Molinari said the Warner Bros. representative Discovery said the decision not to transfer ownership back to the developers “stems from logistics and resource constraints” and “the limited capacity of our team.” (One developer Polygon spoke to said the current Adult Swim Games team consisted of a “skeleton crew.”) Molinari expressed frustration that WBD’s planned removal of his game and others would lead to “more than a decade’s worth of downloads , community guides, reviews and patch notes (…) suddenly disappear.”

According to Molinari, Warner Bros. Discovery informed him that he can publish again Soundodger+ on Steam, but that option comes with its own problems. Doing so would “delete all my wishlists, reviews, community guides, and forum discussions, and I would not allow new and old owners of the game to compare achievements and trading cards,” Molinari said.

“The other legal requirement for self-republishing the game is to remove all mentions of Adult Swim Games,” Molinari said. “I have asked for clarification, and he even wants the credits changed to remove the (Adult Swim Games) team names. I’m a big believer in game preservation, and this is a direct blow to properly crediting the people who worked on a game.”
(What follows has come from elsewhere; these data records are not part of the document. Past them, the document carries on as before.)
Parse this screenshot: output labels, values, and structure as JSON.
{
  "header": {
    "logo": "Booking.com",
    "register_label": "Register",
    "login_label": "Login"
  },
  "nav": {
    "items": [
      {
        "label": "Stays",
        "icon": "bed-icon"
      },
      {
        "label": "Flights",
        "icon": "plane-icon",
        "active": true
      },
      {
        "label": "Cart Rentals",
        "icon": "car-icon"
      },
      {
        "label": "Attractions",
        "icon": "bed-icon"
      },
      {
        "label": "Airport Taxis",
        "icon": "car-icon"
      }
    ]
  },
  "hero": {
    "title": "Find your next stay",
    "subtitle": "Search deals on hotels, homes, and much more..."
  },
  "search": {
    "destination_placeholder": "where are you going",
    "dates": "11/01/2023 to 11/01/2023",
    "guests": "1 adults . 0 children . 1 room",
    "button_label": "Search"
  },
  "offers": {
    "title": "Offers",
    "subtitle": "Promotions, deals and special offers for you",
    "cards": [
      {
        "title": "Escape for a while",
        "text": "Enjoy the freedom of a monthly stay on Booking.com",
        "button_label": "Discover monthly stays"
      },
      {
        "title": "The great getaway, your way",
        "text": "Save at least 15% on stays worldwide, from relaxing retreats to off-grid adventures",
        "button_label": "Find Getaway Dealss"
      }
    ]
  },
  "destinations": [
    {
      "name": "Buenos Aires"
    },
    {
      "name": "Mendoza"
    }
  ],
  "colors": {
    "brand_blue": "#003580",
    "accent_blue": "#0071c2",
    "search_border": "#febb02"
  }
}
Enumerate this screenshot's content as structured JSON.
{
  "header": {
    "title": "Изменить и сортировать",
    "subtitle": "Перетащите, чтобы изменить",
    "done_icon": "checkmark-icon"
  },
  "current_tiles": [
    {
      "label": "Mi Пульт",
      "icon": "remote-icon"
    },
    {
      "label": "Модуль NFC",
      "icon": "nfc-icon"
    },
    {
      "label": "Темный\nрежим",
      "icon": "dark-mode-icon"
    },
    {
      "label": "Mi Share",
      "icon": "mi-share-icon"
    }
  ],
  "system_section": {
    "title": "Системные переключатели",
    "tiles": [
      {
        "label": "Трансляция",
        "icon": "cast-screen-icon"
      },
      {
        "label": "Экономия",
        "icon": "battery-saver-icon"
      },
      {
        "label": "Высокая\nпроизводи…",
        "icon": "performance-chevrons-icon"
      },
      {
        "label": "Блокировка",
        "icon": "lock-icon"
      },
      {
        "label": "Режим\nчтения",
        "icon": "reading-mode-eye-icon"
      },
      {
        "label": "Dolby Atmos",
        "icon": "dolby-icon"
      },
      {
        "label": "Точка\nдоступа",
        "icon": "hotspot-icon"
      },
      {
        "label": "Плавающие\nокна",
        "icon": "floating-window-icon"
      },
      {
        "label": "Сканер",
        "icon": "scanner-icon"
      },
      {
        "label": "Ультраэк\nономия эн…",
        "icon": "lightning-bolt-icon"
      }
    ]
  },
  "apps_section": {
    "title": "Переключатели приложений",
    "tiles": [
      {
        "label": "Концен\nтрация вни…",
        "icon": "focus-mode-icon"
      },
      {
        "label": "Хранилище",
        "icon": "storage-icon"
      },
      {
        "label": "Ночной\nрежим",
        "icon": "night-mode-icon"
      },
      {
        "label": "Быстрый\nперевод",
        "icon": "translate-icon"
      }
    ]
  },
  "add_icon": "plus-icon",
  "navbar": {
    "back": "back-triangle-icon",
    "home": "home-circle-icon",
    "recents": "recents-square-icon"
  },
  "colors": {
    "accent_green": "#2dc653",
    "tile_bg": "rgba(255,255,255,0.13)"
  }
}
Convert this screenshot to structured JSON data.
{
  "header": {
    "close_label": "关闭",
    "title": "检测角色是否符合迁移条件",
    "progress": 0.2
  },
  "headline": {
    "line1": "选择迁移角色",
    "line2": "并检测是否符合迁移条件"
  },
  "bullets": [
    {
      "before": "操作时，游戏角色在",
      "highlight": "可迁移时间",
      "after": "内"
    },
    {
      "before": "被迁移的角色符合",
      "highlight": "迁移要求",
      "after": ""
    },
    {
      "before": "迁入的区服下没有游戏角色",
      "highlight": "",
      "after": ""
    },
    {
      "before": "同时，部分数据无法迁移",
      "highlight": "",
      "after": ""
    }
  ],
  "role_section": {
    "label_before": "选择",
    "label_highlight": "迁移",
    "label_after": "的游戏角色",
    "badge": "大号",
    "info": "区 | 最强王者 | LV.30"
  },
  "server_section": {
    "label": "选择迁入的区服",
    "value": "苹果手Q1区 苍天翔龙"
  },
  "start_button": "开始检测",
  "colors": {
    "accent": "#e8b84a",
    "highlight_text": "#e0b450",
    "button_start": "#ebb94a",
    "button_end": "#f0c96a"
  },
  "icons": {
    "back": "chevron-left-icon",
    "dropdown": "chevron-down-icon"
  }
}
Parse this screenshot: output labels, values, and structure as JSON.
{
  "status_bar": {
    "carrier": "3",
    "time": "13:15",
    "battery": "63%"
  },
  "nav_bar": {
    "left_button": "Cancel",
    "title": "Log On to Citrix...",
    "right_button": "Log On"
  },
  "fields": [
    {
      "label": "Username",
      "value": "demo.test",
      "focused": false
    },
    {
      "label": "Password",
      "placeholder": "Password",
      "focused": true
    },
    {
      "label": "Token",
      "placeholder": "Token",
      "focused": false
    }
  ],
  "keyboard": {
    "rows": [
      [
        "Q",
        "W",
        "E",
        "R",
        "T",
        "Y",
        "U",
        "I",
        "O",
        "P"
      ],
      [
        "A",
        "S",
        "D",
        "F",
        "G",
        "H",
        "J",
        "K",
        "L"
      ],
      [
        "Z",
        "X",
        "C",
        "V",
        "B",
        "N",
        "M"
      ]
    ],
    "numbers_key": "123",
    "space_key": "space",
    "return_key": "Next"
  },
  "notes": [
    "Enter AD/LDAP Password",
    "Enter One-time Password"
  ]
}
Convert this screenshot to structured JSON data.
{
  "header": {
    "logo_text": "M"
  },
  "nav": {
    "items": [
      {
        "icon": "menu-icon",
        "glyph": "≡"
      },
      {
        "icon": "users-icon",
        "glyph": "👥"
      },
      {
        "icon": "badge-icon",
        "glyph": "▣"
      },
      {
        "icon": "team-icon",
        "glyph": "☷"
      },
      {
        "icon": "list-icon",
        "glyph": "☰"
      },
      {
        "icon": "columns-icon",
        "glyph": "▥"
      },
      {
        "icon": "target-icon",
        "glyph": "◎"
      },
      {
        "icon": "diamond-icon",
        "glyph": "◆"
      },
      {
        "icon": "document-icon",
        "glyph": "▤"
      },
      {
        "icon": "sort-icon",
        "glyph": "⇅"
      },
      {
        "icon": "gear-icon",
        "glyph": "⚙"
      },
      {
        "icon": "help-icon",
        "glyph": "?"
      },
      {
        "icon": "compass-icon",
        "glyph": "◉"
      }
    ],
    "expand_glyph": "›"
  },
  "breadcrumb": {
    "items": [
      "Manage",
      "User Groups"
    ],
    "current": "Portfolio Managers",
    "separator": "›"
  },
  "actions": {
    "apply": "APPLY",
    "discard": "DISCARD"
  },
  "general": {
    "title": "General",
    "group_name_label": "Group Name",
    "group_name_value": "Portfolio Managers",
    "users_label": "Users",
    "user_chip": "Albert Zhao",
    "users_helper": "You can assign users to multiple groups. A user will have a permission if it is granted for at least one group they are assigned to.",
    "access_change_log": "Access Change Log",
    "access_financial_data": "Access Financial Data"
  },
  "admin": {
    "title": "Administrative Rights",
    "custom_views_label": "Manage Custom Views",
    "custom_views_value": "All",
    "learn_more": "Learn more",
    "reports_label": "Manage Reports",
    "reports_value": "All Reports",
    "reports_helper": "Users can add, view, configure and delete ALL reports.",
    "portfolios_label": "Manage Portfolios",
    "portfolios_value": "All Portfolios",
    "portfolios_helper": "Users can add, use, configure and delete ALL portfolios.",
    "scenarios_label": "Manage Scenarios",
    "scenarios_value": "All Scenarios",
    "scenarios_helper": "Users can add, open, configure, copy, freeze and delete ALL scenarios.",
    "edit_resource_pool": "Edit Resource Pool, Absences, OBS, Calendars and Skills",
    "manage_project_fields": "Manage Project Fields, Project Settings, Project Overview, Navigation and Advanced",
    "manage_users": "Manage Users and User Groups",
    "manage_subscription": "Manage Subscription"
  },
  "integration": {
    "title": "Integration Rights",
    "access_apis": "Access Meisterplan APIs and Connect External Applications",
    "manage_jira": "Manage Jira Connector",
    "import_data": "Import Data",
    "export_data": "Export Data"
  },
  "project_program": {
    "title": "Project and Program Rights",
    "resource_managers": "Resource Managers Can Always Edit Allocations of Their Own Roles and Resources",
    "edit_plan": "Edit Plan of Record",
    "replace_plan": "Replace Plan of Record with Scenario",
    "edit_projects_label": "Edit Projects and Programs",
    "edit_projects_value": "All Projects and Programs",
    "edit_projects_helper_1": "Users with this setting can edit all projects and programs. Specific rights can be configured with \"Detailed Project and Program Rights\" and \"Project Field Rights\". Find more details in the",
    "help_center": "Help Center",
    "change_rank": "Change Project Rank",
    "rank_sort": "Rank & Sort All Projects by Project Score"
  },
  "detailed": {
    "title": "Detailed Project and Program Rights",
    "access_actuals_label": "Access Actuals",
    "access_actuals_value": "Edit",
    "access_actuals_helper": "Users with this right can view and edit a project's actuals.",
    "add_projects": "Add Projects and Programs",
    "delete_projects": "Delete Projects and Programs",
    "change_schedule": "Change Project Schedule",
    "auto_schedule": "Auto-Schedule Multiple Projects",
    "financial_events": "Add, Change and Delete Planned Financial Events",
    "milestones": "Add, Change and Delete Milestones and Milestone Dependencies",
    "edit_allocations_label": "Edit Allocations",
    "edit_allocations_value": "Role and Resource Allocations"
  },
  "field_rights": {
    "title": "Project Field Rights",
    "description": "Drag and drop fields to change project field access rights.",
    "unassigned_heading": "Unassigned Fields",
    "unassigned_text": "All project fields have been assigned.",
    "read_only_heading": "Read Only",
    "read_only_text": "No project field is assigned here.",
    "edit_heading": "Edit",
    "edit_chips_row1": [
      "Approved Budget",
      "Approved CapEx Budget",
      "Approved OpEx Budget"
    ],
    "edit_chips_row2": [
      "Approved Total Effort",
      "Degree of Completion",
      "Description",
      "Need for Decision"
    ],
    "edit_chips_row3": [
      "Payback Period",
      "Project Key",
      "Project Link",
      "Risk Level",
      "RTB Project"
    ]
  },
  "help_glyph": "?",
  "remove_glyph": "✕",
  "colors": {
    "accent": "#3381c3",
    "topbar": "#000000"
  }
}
Matt Lewandowski, co-owner of studio Team2Bit, the developer behind Adult Swim Games-published Fist puncher, Polygon shared that Warner Bros. Discovery had also contacted him with a similar warning. Lewandowski said a representative blamed the impending removal of the debt Fist puncher about “internal corporate changes.”

“We have asked them to switch Fist puncher back to our studio,” Lewandowski said. “Their response was that they ‘could not transfer the game’ due to the fact that they had ‘made the decision not to transfer ownership due to logistics and resource constraints.’”

Lewandowski said Team2Bit remains hopeful that WB will give Discovery Fist puncher back to the studio.

“It’s been around for eleven years and we’ve built a community around it through Steam,” he said. “We’ve also had an incredible experience working with Adult Swim over the years. The original team that helped us Fist puncher on Steam was passionate about taking interesting and unique games from small studios to the next level.

“That said, if we don’t get the current release Fist puncher transferred to us, we will probably release it again under our own account. We still own the game and the IP address, so a re-release is certainly possible. And as someone who is passionate about preserving gaming history, I hate to see games lost due to red tape.”

Polygon contacted 10 studios and solo developers who had their games published by Adult Swim Games to see what they had heard. Some say they haven’t been contacted by WB Discovery, but they expect to be. “From what I’ve heard from others, I’ll probably hear from them soon too,” developer Andrew Morrish, who published King’s Road And Super Puzzle Platformer Deluxe via Adult Swim, Polygon said. “It doesn’t look good.”

Molinari said that if and when his game Soundodger+ is pulled from Steam, he will republish it there “with as little downtime as possible between the two versions.” The game is also available at Molinari’s itch page.

“Aside from that, I’m more than happy that I chose to self-publish Soundodger 2Molinari added, “because I would be devastated if my two best-selling games on Steam were removed at such short notice.”

Polygon has contacted Warner Bros. representatives. Discovery for comment on the company’s plans to remove the Adult Swim Games catalog and will update when the company responds.